Students are struggling with their mental health more than ever.
As an educator, we know that you want to support your students’ mental health and emotional well-being but you might not always know how. If you notice that a student is struggling emotionally, there are ways to help. These tips and tools are here to help you recognize the problem, start a conversation, and provide the support they need.
If you or someone you know is feeling hopeless or having thoughts of suicide, text HOME to 741-741 or call or text 988 now.
Help Your High School Student
High School students face unprecedented challenges around their mental health and emotional well-being. JED is dedicated to helping school districts and high schools evaluate and strengthen their programming and systems related to mental health, suicide prevention, and substance misuse prevention with our JED High School program.
Help Your College Student
For many students, mental health is the leading reason they struggle at school or don’t graduate. Colleges play a critical role in addressing the emotional health of their students and creating systems, policies, and a school culture that ensures their students get the help and support they need. JED can help by empowering your campus community to strengthen its overall efforts to address student mental health, substance misuse, and suicide prevention.
Making the Transition out of High School

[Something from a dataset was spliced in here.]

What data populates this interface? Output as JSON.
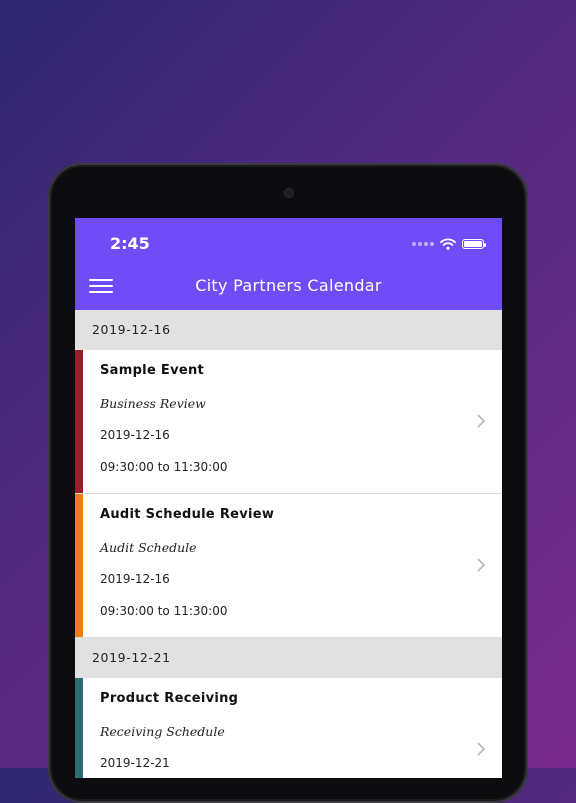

The transitions from high school to college and from college to adulthood can be extremely trying and challenging for students. And while your primary mission is to provide your students with the classroom knowledge they need to prepare for their future, there are other important developmental skills they need to help ensure future success in life. JED’s Set to Go Program offers easy-to-implement resources for educators to help students develop the emotional skills needed to prepare them for these transitions.
Faculty Guide to Supporting Student Mental Health
This easy-to-use guide provides educators with simple, evidence-based ways you can support your students. Most faculty are not clinicians, and we know it can feel intimidating or overwhelming to think about supporting students’ emotional health, especially given all of the responsibilities you already have. But you do not have to be a mental health professional to have a positive impact on your students’ emotional well-being. This guide will show you how.
Let’s Talk NYC
To support mental health, the Let’s Talk NYC Campaign was created to help teachers and school staff become mental health allies for students. It includes a teacher training, a downloadable guide and more so you can be a resource to your students and help them get the support they need. While this program was designed for NYC, it can be used by anyone, anywhere.
Pressure to be Perfect Toolkit
Pressure to be Perfect is about recognizing that what you see posted by others is just one part of their story—a single post or video rarely reflects all that is happening behind the scenes. This toolkit, a collaboration between Instagram and JED, was created to help young people figure out the best ways to use Instagram and includes tips and tools to improve their experience, connecting them with resources for further thought and discussion.
988 Suicide and Crisis Lifeline
988 is the new three-digit dialing code where compassionate, accessible care and support are available for those experiencing mental health-related crises—including thoughts of suicide or a substance use crisis. People can also dial 988 if they are worried about a loved one who may need crisis support.
Help during COVID for High School Professionals
As the situation with COVID-19 continues to evolve, feelings of uncertainty and anxiety can arise for students, faculty, and staff. 66% of high school administrators feel that young people’s mental health issues have increased over the last five years (High School Mental Health Research, JED/Fluent, 2020). JED has several recommendations and resources to help you support your students in maintaining mental and emotional health while they continue to focus on their studies.
Help during COVID for Higher Education Professionals
College communities are faced with more challenges and uncertainty in light of COVID-19. Academic schedules have been disrupted and students, faculty, and staff have had to adapt to different forms of distance learning and working. JED has several recommendations for supporting your students and campus community during this period of remote learning and beyond.
Breaking Modern Loneliness: A Workshop on Mental Health
In partnership with Blue Boy Foundation and Microsoft, this workshop teaches young people the importance of good emotional health. Participants learn to devise an action plan for navigating life’s challenges and hopefully take away a sense of connectedness, awareness of skills for boosting and maintaining emotional well-being, and access to resources to help themselves and others who may be struggling.
Seize the Awkward
There are different ways to start the conversation and yet, no wrong way. Developed in partnership with the Ad Council and the American Foundation for Suicide Prevention, JED’s Seize the Awkward has videos, GIFs, conversation starters, and more to help make starting the conversation, well, less awkward.
Sharing stories is a powerful way to reduce shame, prejudice, and secrecy, and inspire us to be proactive about our mental health. JED has two video series that help shine a personal light on mental health. JED Voices features intimate conversations with notable and influential mental health advocates and JED Storytelling features personal experiences of everyday people who’ve struggled with their mental health.